Work task —
Look through the material below for "face". Copy every line that contains it.

------------------------------------------------------------

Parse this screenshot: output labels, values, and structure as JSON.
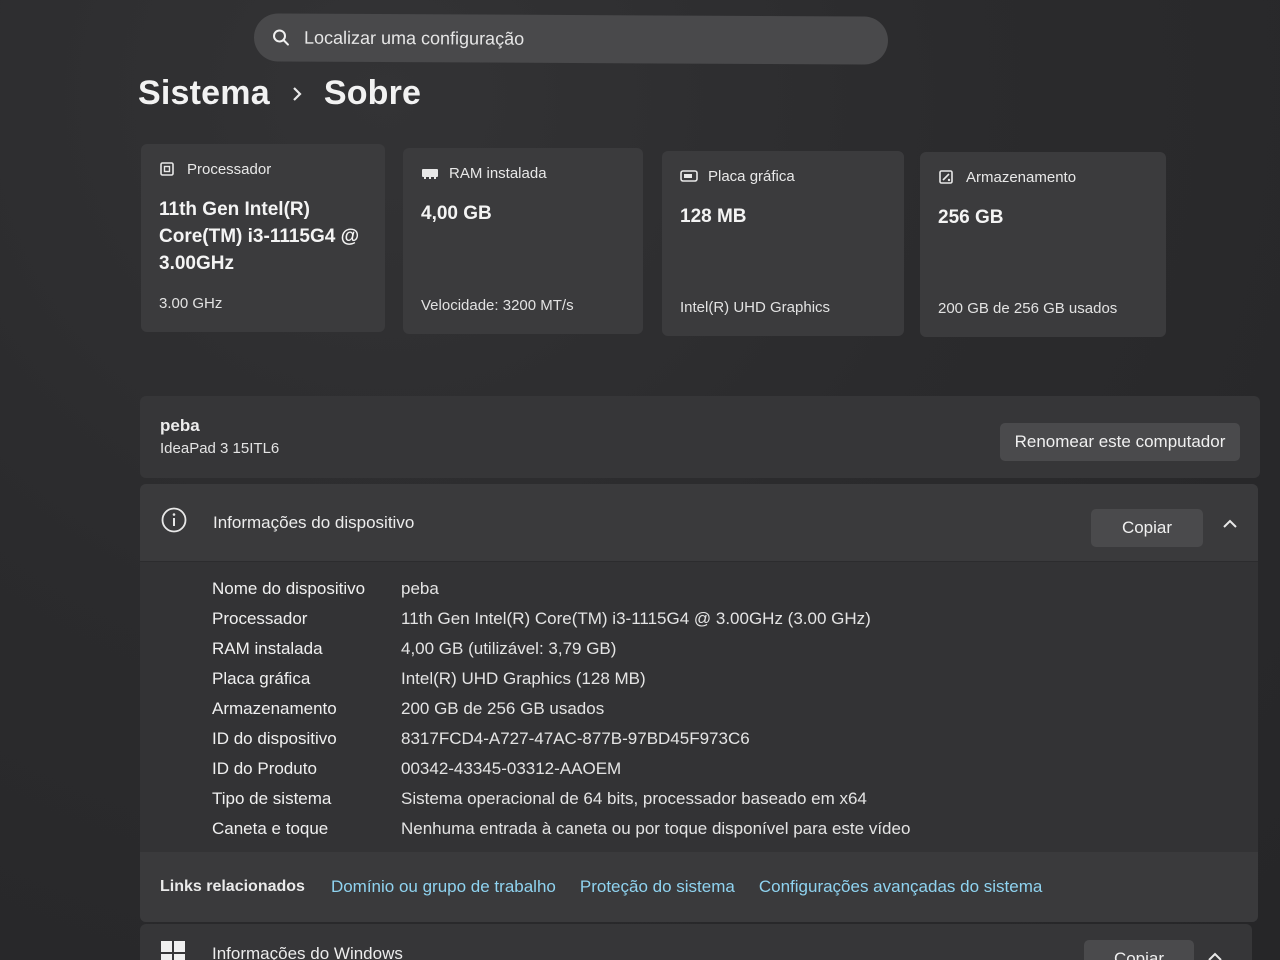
{
  "search": {
    "placeholder": "Localizar uma configuração",
    "icon": "search-icon"
  },
  "breadcrumb": {
    "parent": "Sistema",
    "current": "Sobre"
  },
  "cards": [
    {
      "title": "Processador",
      "icon": "processor-icon",
      "value": "11th Gen Intel(R) Core(TM) i3-1115G4 @ 3.00GHz",
      "detail": "3.00 GHz"
    },
    {
      "title": "RAM instalada",
      "icon": "ram-icon",
      "value": "4,00 GB",
      "detail": "Velocidade: 3200 MT/s"
    },
    {
      "title": "Placa gráfica",
      "icon": "gpu-icon",
      "value": "128 MB",
      "detail": "Intel(R) UHD Graphics"
    },
    {
      "title": "Armazenamento",
      "icon": "storage-icon",
      "value": "256 GB",
      "detail": "200 GB de 256 GB usados"
    }
  ],
  "computer": {
    "name": "peba",
    "model": "IdeaPad 3 15ITL6",
    "rename_label": "Renomear este computador"
  },
  "device_info": {
    "title": "Informações do dispositivo",
    "copy_label": "Copiar",
    "rows": [
      {
        "key": "Nome do dispositivo",
        "value": "peba"
      },
      {
        "key": "Processador",
        "value": "11th Gen Intel(R) Core(TM) i3-1115G4 @ 3.00GHz (3.00 GHz)"
      },
      {
        "key": "RAM instalada",
        "value": "4,00 GB (utilizável: 3,79 GB)"
      },
      {
        "key": "Placa gráfica",
        "value": "Intel(R) UHD Graphics (128 MB)"
      },
      {
        "key": "Armazenamento",
        "value": "200 GB de 256 GB usados"
      },
      {
        "key": "ID do dispositivo",
        "value": "8317FCD4-A727-47AC-877B-97BD45F973C6"
      },
      {
        "key": "ID do Produto",
        "value": "00342-43345-03312-AAOEM"
      },
      {
        "key": "Tipo de sistema",
        "value": "Sistema operacional de 64 bits, processador baseado em x64"
      },
      {
        "key": "Caneta e toque",
        "value": "Nenhuma entrada à caneta ou por toque disponível para este vídeo"
      }
    ]
  },
  "related_links": {
    "label": "Links relacionados",
    "links": [
      "Domínio ou grupo de trabalho",
      "Proteção do sistema",
      "Configurações avançadas do sistema"
    ]
  },
  "windows_info": {
    "title": "Informações do Windows",
    "copy_label": "Copiar"
  },
  "colors": {
    "link": "#8fd3f0",
    "card": "#3b3b3d",
    "panel": "#333335"
  }
}
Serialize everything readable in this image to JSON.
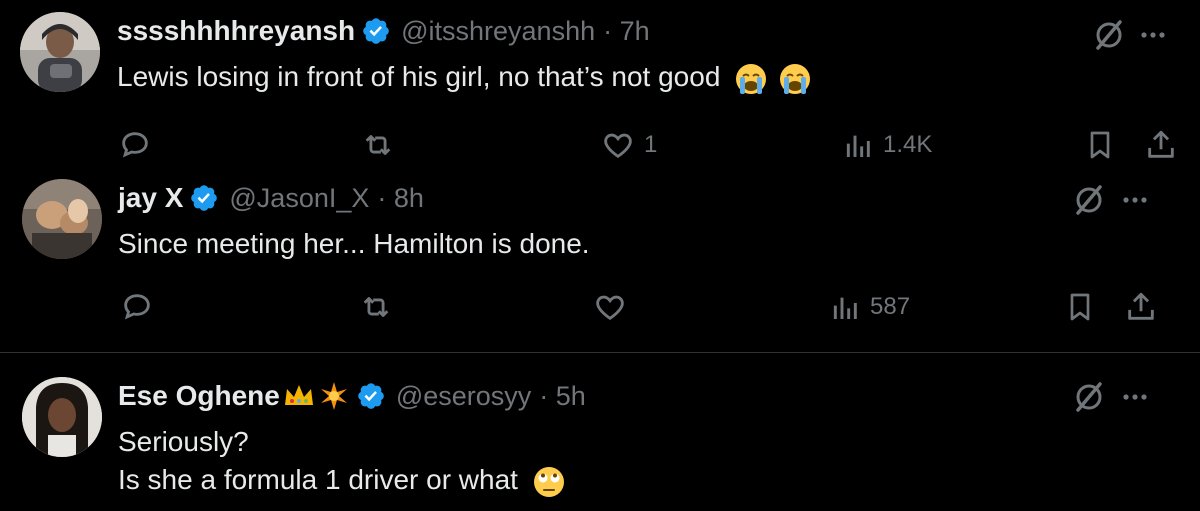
{
  "tweets": [
    {
      "name": "sssshhhhreyansh",
      "handle": "@itsshreyanshh",
      "time": "· 7h",
      "text": "Lewis losing in front of his girl, no that’s not good",
      "emoji": "loudly-crying-face x2",
      "actions": {
        "reply": "",
        "retweet": "",
        "like": "1",
        "views": "1.4K"
      }
    },
    {
      "name": "jay X",
      "handle": "@JasonI_X",
      "time": "· 8h",
      "text": "Since meeting her... Hamilton is done.",
      "actions": {
        "reply": "",
        "retweet": "",
        "like": "",
        "views": "587"
      }
    },
    {
      "name": "Ese Oghene",
      "name_emojis": "crown, sparkle",
      "handle": "@eserosyy",
      "time": "· 5h",
      "text_line1": "Seriously?",
      "text_line2": "Is she a formula 1 driver or what",
      "emoji": "face-with-rolling-eyes"
    }
  ],
  "colors": {
    "background": "#000000",
    "text": "#e7e9ea",
    "muted": "#71767b",
    "verified": "#1d9bf0",
    "divider": "#2f3336"
  }
}
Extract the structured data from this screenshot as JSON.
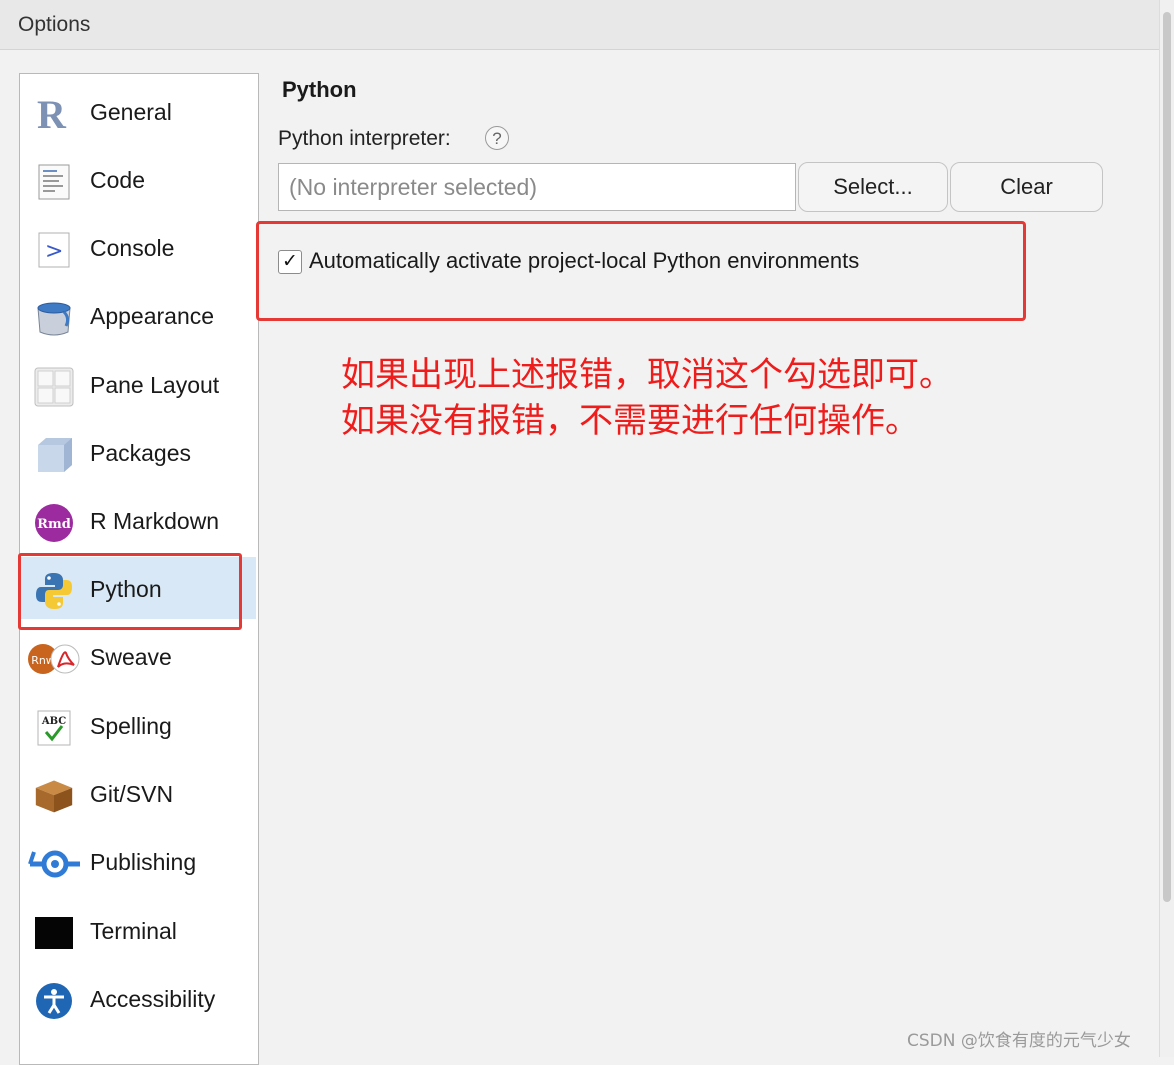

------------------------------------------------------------

Expected output —
      "emoji": "loudly-crying-face x2",
      "emoji": "face-with-rolling-eyes"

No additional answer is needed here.